Think of it another way. How many quarterbacks would you definitely rather have leading your team than Cousins this year?
Brady. Rodgers. Russ. Brees. Ryan. I think that’s it.
Wentz is hurt. Roethlisberger and Rivers have slipped. Luck might be broken. Newton too.
Heck, Brady and Brees are 40 and 39. Rodgers and Russ seem to get nicked up every year. Ryan might have just had that one epic MVP year. You’d definitely take every one of them over Cousins for one game right now, but he might be a more reliable option by next January.
Kirk Cousins is good. He’s not great yet, but he could be, and he’ll be a great signing for any team lucky enough to nab him.
He’ll be expensive. The way the NFL market works, you can expect Cousins to sign a deal averaging around $28 million a season, highest in NFL history. That’s fine. Ryan Tannehill will make $19 million this season. Blake Bortles and Andy Dalton will make $18 and $16 million. Minnesota’s pupu platter trio made $18 million last year. Quarterbacks are expensive.
So Cousins costs an extra $10 million than your crappy backup option. What exactly would you like your team to do with that extra $10 million? Does it involve putting on some sort of entertaining January weekend show, because your team probably won’t have anything else to do.

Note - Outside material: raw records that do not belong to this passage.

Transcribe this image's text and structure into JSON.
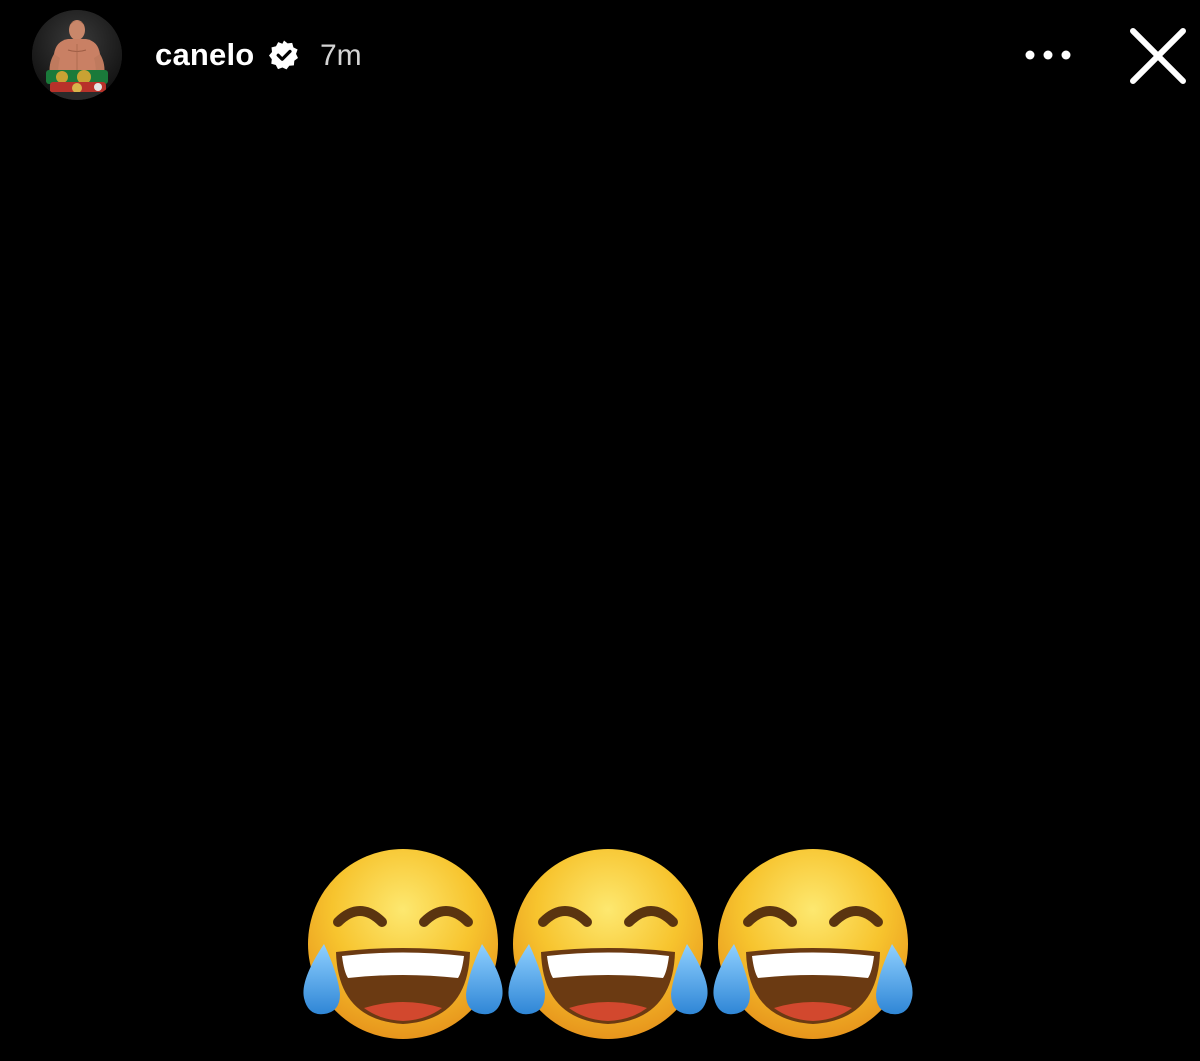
{
  "story": {
    "username": "canelo",
    "verified": true,
    "timestamp": "7m",
    "avatar_icon": "profile-photo-boxer-with-belts",
    "more_icon": "more-horizontal-icon",
    "close_icon": "close-icon"
  },
  "content": {
    "background_color": "#000000",
    "emojis": [
      "face-with-tears-of-joy",
      "face-with-tears-of-joy",
      "face-with-tears-of-joy"
    ]
  },
  "colors": {
    "text": "#ffffff",
    "timestamp": "#d4d4d4",
    "emoji_face": "#f6c22d",
    "emoji_tears": "#4aa3e8"
  }
}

The salary cap this season is $177 million, so a team signing Cousins will spend approximately one-sixth of their cap to have a top 10 or 12 quarterback.
To put it another way, half of the NFL can use Kirk Cousins at the most important position in sports, they’ll still have 85% of their cap to fill out the roster around them, and players like Cousins are available in free agency approximately once every decade.
So what exactly are teams waiting for?